And it is precisely to these traces of knowledge about the Trinity that the following reflections will be dealing with. As the title shows already it shall be presenting the contribution of some early Christian writers on this foundational subject of our faith which is the Holy Trinity.

Praise the Lord

Read the Whole Article at https://catholicinsight.com/

The Most Holy Trinity

For you did not receive a spirit of slavery to fall back into fear, but you have received a spirit of adoption to sonship. (Rom. 8:15). ⧾

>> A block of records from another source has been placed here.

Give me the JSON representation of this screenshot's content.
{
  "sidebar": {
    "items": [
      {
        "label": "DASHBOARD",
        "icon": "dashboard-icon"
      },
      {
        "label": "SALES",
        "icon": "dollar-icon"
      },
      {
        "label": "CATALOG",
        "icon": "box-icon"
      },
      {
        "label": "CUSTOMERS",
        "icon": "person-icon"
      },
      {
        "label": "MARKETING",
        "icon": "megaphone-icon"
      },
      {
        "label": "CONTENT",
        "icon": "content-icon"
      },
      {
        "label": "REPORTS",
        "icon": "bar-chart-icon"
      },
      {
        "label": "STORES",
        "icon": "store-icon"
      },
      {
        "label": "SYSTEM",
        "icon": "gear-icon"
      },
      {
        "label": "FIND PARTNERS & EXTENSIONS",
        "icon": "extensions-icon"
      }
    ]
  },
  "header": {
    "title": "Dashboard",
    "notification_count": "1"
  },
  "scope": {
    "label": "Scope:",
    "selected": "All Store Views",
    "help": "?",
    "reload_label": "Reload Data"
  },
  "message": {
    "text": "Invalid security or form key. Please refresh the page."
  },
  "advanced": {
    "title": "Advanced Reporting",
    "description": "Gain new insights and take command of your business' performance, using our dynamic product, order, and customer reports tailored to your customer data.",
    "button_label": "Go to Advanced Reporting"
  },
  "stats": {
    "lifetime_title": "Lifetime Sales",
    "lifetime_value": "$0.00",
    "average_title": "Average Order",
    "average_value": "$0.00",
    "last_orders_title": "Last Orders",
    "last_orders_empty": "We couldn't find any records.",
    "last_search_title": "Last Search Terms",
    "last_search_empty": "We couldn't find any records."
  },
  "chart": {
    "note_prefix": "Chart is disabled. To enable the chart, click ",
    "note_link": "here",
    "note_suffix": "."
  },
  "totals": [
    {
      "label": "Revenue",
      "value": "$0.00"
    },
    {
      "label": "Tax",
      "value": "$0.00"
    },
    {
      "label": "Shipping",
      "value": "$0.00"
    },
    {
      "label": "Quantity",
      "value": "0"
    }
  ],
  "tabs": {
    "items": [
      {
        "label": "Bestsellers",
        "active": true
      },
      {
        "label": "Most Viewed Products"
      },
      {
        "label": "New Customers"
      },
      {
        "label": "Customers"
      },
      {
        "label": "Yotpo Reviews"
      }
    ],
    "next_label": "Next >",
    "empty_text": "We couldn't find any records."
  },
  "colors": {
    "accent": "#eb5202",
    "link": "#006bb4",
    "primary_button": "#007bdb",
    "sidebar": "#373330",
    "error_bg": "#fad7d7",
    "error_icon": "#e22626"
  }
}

Each year, on the Sunday following the Solemnity of Pentecost we celebrate the Mystery of the Most Blessed Trinity, the central mystery of Christian faith and life. It is the Mystery of God Himself (The Catechism of the Catholic Church, #234). The Mystery of the Most Holy Trinity is an absolute mystery. It is a mystery of faith in the strict sense, one of the mysteries that are hidden in God, which can never be known unless they are revealed by God (The Catechism of the Catholic Church, #237). As the central Mystery of the Christian faith, this mystery reveals that the God whom we worship is neither absent from His people nor fully identifiable with them. The life of Our Lord on earth is a gradual revelation of this Mystery, culminating with the revelation of the Holy Spirit as a Divine Person on Pentecost. The logic of the sacred liturgy rightly places today’s Feast on the Sunday after Pentecost.

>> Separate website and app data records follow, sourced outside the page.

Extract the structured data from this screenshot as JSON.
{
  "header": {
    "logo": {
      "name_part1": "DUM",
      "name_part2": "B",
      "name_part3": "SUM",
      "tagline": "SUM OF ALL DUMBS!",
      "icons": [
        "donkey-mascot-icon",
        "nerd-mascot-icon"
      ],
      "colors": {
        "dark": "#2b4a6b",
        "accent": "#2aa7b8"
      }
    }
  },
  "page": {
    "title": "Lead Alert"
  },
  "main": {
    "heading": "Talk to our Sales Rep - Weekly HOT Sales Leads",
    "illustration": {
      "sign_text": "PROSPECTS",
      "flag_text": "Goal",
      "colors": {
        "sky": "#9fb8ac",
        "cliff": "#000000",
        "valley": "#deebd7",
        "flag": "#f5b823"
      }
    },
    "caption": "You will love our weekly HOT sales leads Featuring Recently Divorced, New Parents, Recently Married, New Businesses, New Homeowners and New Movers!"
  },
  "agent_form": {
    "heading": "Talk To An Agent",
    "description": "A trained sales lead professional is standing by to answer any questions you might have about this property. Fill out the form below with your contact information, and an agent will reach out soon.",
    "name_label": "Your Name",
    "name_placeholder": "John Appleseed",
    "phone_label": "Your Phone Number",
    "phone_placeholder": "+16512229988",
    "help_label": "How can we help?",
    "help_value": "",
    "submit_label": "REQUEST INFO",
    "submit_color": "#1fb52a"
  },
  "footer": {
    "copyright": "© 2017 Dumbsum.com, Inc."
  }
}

The collect of our Mass expresses a living truth: that in professing the true faith, we may acknowledge the Trinity of eternal glory and adore [God’s] Unity, powerful in majesty (Collect, Feast of the Most Holy Trinity, The Roman Missal). This Mystery that God has revealed to us is more than a dogmatic, religious truth. The Mystery of the Most Blessed Trinity is the central mystery of Christian faith and life. We do not worship an abstract thought or theory, a force or ‘Supreme Being’, but a Trinity of Persons who dwells in us through grace. The complexity of this Mystery, at face value, speaks to its truth. St. Thomas Aquinas observed that the truth of the Christian faith exceeds not only human minds but also those of angels; we believe in them only because they are revealed by God (De Rationibus Fidei).

Praise the Lord

Read the Whole Article at https://catholicinsight.com/